#### [Given data]
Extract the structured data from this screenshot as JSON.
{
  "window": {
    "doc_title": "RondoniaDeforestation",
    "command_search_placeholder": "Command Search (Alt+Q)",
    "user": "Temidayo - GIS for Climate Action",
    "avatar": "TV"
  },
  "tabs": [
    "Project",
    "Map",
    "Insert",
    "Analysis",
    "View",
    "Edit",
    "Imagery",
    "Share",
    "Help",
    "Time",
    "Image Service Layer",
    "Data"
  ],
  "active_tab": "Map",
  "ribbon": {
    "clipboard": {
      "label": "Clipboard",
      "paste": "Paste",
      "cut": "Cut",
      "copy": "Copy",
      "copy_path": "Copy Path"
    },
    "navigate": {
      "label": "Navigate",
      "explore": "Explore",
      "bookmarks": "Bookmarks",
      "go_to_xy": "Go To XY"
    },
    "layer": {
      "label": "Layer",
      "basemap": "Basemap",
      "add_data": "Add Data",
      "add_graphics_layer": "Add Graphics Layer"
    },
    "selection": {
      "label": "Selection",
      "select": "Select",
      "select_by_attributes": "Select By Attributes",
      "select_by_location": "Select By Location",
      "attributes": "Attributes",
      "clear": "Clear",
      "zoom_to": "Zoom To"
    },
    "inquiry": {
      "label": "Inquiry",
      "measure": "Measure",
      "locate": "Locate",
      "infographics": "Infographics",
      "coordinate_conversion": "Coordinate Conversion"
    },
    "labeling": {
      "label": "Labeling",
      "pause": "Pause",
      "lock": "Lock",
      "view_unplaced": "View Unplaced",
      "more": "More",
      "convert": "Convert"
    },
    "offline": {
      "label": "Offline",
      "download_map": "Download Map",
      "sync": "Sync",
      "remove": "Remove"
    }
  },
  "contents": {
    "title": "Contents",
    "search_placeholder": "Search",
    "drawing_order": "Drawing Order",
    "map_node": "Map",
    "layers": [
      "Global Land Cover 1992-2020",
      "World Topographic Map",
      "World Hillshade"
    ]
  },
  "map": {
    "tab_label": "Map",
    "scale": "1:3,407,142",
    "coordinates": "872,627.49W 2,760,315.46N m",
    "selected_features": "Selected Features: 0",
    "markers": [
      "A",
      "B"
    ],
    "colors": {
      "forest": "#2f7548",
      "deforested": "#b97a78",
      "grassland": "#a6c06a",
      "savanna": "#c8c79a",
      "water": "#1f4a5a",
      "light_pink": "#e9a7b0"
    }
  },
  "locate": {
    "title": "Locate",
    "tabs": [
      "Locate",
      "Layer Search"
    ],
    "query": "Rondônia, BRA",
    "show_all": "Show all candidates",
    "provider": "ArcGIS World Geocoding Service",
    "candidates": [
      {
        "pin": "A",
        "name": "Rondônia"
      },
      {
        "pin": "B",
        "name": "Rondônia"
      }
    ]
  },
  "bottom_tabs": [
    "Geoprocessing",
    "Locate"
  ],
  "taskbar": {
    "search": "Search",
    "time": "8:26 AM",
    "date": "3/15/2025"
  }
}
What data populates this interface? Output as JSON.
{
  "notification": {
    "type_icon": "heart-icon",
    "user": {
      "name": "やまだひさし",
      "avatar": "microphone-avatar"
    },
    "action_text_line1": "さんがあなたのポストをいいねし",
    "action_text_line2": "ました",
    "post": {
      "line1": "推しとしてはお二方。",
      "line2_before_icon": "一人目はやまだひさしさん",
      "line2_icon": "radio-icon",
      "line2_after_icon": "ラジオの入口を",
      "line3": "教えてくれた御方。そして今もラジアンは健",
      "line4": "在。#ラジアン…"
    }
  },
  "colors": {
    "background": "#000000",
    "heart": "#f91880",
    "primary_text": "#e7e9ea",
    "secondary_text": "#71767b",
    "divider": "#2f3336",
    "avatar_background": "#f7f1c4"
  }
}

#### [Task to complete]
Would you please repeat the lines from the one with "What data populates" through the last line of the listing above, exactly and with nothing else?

#### [Exercise output]
What data populates this interface? Output as JSON.
{
  "notification": {
    "type_icon": "heart-icon",
    "user": {
      "name": "やまだひさし",
      "avatar": "microphone-avatar"
    },
    "action_text_line1": "さんがあなたのポストをいいねし",
    "action_text_line2": "ました",
    "post": {
      "line1": "推しとしてはお二方。",
      "line2_before_icon": "一人目はやまだひさしさん",
      "line2_icon": "radio-icon",
      "line2_after_icon": "ラジオの入口を",
      "line3": "教えてくれた御方。そして今もラジアンは健",
      "line4": "在。#ラジアン…"
    }
  },
  "colors": {
    "background": "#000000",
    "heart": "#f91880",
    "primary_text": "#e7e9ea",
    "secondary_text": "#71767b",
    "divider": "#2f3336",
    "avatar_background": "#f7f1c4"
  }
}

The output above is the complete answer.